Keep the car healthy
Oil should be changed every 3,000 miles, but with modern lubricants most engines today have recommended oil change intervals of 5,000 to 7,500 miles.4 Keep your tyres at the optimum pressure level (the law requires you to have your tread depth at a minimum of 1.6mm, but grip starts to reduce on anything under 3mm, so make sure you keep an eye on your tyres and replace them if needed). Winter driving can often cause dirt and grit to cover the windscreen, which can restrict your visibility if not cleaned, keep your windscreen wash topped up. Check your lights are all working correctly, not only do you need to be able to see if visibility is reduced, others need to be able to see you too.
Check your battery
As well as basic health checks on your car, you need to be aware of the extra demands winter makes on our vehicles. Car batteries rarely last longer than five years, but in winter, increased use of lights, heating and wipers will use their power more quickly. Turn off electrical loads like lights, heated rear window and wipers before starting the engine. If the engine doesn't start quickly, wait 30 seconds between attempts. If you don't use your car often, trickle chargers can be left on your vehicle for lengthy periods in order to recharge your car battery. It will slowly add the charge to the battery and will in this way prevent your car battery from losing its charge.
Most batteries in electric vehicles are lithium-based. A lithium battery is liable to lose capacity for every full charge and discharge it undergoes, a process that’s called a cycle. Other than being mindful of how you use and charge the battery, other ways to care for it include keeping your electric car in a garage to maintain a constant temperature and avoid exposing the battery to extreme heat or cold.
Antifreeze only costs a few pounds, but a frozen and cracked engine costs hundreds to repair. Antifreeze, also known as coolant, plays an essential role in keeping your car’s engine working in both hot and cold conditions. Failing to keep your antifreeze topped up can cause significant damage to your car’s engine. Keep an ice scraper in your car so you can clear your windows and lights. It might be tempting, but don't pour hot water on a frozen windscreen, it may cause the glass to crack.

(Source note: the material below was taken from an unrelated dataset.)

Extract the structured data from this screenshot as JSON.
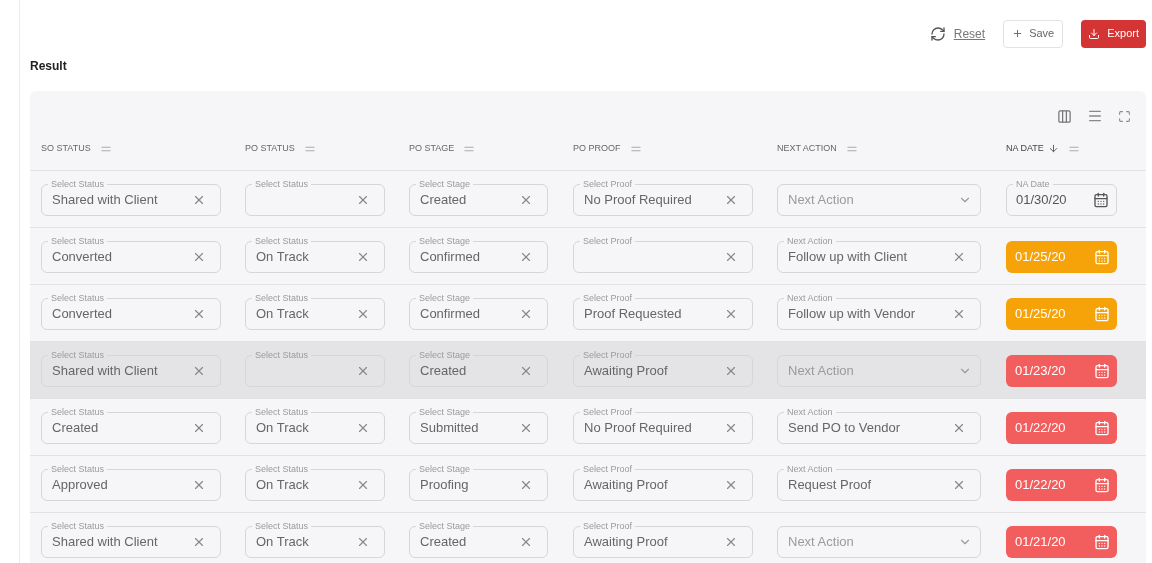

Be breakdown ready
We have excellent breakdown companies in the UK, but the average wait time is still around an hour. As the RAC and AA dominate the market (looking after 70% of roadside repairs between them),4 we do need to rely on their expertise. Still, of course, there are other things we can do to keep safe if we breakdown. So long as it’s safe to do so, leaving the car is the first priority. Find a safe spot and ensure you have a blanket, a torch, a fully charged phone, some food and any other essentials you think you may need if you find yourself waiting to be recovered in winter. Keep a warning triangle in your boot so that you can alert other drivers to your presence as they approach.
Ensure your winter admin is up to date
Has your car had its scheduled service? Make sure you’re up to date with this to help keep it in tip-top condition. It’d be worth considering a quick health check by a professional before the colder months kick in.
Ensure your vehicle insurance is up to date and that all drivers and journey purposes are included on your policy. Know the conditions of cover before setting off. Check your roadside cover is valid in case of an emergency and if you are making longer journeys in winter, keep people informed of your route and timescales so they know when you are due to arrive.
Slow down and keep your distance
Stopping distances are longer in winter months, more people are likely to drive to work or school in bad weather, and it's not just snow and ice we have to deal with: heavy rain, wind and fog can all make driving just as tricky, affecting our vision as well as the road's surfaces. For this reason, we need to adjust our driving accordingly. Keep your speed down, keep calm and keep both of your hands on the wheel - consider driving gloves if it helps your grip. Allow extra time for all your journeys, so you are not rushing.
If there is a fault with your car, it's likely that the colder weather will expose this. It's now time to carry out those winter checks and adapt your driving habits if needed to ensure you and others are safe on the roads.
2. Number of Cars in the UK 2022 | NimbleFins